You may fairly wonder about Percy Harvin’s expense to the Seattle Seahawks, since his acquisition by trade with the Minnesota Vikings involves three draft picks, including this year’s 25th overall.
And you may be concerned about the receiver’s durability, since he missed half of last season with an ankle sprain.
But his much-discussed attitude, which has caused him to be described as “disgruntled,” should not be an issue in Seattle. So take that off the board when you weigh the risks and rewards for the Seahawks.
Remember a couple years ago when the Seahawks picked up a Pro Bowl running back from Buffalo, who was on the market because of character and attitude questions?
Turns out, Marshawn Lynch worked out pretty well for his team.
That Harvin has been snippy with his coach and was unhappy with his contract makes him look like an Eagle Scout compared to the baggage Lynch shed when he arrived in Seattle.
Harvin can be expected to “buy in” with the other unanimously content Seahawks, enjoying the eternal sunshine of a Pete Carroll roster for a couple of reasons:
It’s now Russell Wilson’s team, and anybody with a sour attitude will be converted in short order or he won’t get the ball. Wilson will have him chirping “Go Hawks!” during interviews before mini-camps are over.

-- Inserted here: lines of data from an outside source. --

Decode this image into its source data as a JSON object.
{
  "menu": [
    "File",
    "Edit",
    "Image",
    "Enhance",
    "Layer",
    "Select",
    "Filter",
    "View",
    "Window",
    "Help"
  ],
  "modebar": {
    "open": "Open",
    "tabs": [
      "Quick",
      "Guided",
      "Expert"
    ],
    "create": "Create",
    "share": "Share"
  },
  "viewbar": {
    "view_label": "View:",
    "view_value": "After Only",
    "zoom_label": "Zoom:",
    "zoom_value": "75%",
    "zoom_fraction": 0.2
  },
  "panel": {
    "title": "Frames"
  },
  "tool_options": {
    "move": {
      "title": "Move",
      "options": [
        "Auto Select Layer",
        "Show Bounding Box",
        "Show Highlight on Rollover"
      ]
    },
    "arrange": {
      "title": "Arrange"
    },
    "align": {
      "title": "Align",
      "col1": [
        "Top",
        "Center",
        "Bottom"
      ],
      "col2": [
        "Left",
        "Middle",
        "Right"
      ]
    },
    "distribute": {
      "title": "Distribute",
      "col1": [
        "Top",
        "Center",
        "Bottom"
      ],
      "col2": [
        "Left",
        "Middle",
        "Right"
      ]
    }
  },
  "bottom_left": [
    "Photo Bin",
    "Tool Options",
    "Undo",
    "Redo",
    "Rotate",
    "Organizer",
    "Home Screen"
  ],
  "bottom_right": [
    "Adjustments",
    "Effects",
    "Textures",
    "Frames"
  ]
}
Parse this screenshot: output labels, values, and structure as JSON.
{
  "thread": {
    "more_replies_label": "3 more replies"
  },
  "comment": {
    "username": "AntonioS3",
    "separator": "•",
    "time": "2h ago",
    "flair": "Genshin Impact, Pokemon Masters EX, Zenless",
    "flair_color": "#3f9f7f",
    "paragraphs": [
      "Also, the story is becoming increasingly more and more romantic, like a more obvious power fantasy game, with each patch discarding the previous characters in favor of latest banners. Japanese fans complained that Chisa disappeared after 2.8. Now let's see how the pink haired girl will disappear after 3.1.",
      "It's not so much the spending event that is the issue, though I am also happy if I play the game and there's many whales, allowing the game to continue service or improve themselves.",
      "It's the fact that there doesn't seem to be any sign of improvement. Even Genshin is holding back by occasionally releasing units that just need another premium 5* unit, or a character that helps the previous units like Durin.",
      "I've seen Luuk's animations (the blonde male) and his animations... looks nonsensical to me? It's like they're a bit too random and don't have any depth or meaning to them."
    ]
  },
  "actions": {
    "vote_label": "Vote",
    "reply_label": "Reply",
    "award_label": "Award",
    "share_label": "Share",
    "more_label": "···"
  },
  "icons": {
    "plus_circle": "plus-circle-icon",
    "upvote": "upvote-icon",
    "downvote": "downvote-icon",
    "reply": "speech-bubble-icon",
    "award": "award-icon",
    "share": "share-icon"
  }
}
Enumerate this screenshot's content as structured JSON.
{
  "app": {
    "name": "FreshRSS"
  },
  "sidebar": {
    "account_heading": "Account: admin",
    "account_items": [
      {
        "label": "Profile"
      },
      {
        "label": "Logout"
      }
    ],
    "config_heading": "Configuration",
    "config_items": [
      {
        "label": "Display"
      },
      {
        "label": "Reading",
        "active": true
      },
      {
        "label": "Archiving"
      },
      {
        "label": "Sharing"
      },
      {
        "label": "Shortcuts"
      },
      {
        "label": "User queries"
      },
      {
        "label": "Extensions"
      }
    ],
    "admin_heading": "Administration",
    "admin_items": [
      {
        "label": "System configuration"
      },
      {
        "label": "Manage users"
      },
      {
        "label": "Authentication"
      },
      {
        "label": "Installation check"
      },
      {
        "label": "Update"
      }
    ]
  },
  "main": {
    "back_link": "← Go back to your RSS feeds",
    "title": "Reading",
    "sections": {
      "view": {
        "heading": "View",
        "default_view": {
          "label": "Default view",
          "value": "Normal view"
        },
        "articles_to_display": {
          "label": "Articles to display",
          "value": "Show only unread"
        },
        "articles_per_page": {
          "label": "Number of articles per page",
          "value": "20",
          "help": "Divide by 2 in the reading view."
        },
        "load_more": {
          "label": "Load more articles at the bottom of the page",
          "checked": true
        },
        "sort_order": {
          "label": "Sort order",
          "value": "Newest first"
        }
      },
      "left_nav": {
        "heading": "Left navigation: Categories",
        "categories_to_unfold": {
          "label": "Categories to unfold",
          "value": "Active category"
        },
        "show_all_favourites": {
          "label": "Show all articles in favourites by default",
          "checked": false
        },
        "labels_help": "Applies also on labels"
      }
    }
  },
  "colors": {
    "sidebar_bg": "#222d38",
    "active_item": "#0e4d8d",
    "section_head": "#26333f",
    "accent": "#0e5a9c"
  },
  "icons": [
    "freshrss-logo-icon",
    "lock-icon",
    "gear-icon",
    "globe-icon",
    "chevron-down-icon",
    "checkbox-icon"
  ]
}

If it’s a question of toughness, there’s not really an option: If you don’t work at full capacity, Lynch will run over you.
The potential reward is obvious: Harvin is one of the most versatile and dynamic players in the league. In four seasons, he’s scored 29 touchdowns (which includes four rushing and five on kick returns).
In the open field, he makes more people miss than just about anybody in the league, too.
From his first day in Seattle, Carroll extolled the appeal of big-play, touchdown-makers. Harvin was so appealing out of high school in Virginia in that regard, Carroll tried to get him to USC only to lose out to Florida.
Carroll has done well on “second-chance” recruiting, having also missed the first time on Lynch and All-Pro cornerback Richard Sherman (Stanford) as prep players.
When Minnesota came to town last November, Harvin was leading the NFL in total yards, and was considered to be among a handful of players in contention for league MVP honors. Carroll raved about his status as a showcase talent.
So, Harvin’s going to be a new toy for offensive coordinator Darrell Bevell, who was with Harvin his first two seasons in Minnesota.
Reverses, end-arounds, bubble screens … Harvin suddenly adds hours of film study and preparation to opponents’ defensive staffs.
Just the threat of him on a reverse makes Lynch better up the middle, and any other receiver on the field will benefit from the attention secondaries have to give Harvin.
Yes, he’s expensive. Three total draft picks and a contract that expires after next season — and will get much more pricey — is a hefty cost.
Harvin may be viewed, too, as a redundancy to receivers Golden Tate or Doug Baldwin and returner Leon Washington.
But make no mistake, this is a high-end talent who still has a massive upside. And the Seahawks still have salary cap room for free agents and draft picks to address other needs.
It’s rare, too, to be able to get a proven playmaker at this stage of his career. Consider this: Although he’s been in the league four seasons and played in 54 NFL games, he’s only five months older than Wilson.
Beyond that, William Percival Harvin III and Russell Carrington Wilson — carrying around the names of a pair of Virginia-bred gentlemen — grew up as contemporaries roughly 100 miles apart.
If there’s a connection between these two already, consider it another positive for the Seahawks.
I can guarantee there are three defensive coordinators of NFC West teams already imagining the kind of nightmares Harvin’s addition to the Seahawks has created for them.
I would be reluctant to pass on a tweet and consider it compelling commentary, but one that came across regarding Harvin was pretty interesting: “Best all-around player I (sic) ever seen or you’ll ever see!”
It was from a former Vikings teammate, a guy going by the Twitter handle @AdrianPeterson.
I consider that a glowing testament to the talents of the Seahawks’ newest player.Dave Boling: 253-597-8440 firstname.lastname@example.org